Component data from apps and pages:
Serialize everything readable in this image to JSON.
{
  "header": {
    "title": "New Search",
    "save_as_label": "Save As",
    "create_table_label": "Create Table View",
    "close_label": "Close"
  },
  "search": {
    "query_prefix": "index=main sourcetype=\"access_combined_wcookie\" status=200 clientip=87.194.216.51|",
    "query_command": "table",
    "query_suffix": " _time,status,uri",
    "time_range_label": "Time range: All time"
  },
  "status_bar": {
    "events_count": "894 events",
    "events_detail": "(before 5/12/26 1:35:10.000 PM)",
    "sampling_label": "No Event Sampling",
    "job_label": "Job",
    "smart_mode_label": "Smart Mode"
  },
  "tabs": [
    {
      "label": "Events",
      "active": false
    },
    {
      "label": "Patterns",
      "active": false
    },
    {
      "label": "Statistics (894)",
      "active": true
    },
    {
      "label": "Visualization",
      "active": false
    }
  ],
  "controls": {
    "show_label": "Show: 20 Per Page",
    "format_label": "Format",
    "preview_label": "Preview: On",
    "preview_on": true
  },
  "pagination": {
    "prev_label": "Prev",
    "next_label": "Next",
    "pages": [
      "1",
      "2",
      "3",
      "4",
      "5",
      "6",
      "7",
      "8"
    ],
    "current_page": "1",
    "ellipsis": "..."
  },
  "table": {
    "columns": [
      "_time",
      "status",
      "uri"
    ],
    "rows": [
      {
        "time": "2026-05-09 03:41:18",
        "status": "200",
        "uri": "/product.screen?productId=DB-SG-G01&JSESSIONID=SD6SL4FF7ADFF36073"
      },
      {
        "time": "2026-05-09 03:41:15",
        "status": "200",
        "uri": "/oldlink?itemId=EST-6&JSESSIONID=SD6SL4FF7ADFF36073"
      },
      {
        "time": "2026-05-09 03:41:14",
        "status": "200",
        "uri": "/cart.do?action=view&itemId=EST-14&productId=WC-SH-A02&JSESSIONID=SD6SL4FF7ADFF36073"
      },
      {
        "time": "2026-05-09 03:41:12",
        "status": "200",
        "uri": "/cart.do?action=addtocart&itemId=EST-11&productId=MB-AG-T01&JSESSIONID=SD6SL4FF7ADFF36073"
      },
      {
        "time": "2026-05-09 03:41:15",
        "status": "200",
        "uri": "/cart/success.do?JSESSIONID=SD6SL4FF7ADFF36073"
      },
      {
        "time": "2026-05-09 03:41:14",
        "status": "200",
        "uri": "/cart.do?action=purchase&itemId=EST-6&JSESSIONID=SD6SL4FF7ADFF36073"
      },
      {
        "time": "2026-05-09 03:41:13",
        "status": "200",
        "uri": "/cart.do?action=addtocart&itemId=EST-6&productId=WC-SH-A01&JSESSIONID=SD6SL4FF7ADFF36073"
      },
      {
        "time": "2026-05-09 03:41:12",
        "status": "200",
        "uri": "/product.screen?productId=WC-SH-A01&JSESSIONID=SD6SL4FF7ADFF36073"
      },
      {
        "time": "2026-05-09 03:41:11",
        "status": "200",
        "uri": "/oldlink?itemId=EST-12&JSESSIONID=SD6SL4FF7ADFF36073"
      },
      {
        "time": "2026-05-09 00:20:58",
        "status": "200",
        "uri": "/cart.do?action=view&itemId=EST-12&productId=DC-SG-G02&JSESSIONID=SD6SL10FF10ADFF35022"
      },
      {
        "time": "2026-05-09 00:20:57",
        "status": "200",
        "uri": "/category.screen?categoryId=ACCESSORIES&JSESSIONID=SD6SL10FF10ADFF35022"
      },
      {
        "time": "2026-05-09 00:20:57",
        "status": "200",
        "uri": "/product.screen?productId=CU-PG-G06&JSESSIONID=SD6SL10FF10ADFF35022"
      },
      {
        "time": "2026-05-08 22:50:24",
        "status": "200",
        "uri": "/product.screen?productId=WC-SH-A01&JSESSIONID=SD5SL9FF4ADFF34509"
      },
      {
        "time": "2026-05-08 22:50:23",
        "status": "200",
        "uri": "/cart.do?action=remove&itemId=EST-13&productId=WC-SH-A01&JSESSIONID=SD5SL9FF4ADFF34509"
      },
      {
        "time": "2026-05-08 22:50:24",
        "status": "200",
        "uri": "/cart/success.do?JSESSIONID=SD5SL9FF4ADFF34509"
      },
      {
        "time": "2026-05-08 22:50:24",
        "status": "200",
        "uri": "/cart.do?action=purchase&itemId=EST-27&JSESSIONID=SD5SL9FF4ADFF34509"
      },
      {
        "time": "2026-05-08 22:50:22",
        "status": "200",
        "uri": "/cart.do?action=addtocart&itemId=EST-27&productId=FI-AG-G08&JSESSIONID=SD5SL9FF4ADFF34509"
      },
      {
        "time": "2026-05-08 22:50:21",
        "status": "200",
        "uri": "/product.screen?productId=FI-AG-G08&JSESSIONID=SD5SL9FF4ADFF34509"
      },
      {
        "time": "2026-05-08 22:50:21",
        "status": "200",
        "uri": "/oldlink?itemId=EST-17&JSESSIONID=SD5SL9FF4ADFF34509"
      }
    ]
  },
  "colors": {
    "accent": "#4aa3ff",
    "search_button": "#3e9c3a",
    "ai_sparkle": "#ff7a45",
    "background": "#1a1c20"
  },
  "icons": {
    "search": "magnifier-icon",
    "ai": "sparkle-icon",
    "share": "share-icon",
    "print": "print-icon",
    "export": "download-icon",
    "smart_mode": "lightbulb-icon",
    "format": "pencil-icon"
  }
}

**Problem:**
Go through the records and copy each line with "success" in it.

**Written solution:**
        "uri": "/cart/success.do?JSESSIONID=SD6SL4FF7ADFF36073"
        "uri": "/cart/success.do?JSESSIONID=SD5SL9FF4ADFF34509"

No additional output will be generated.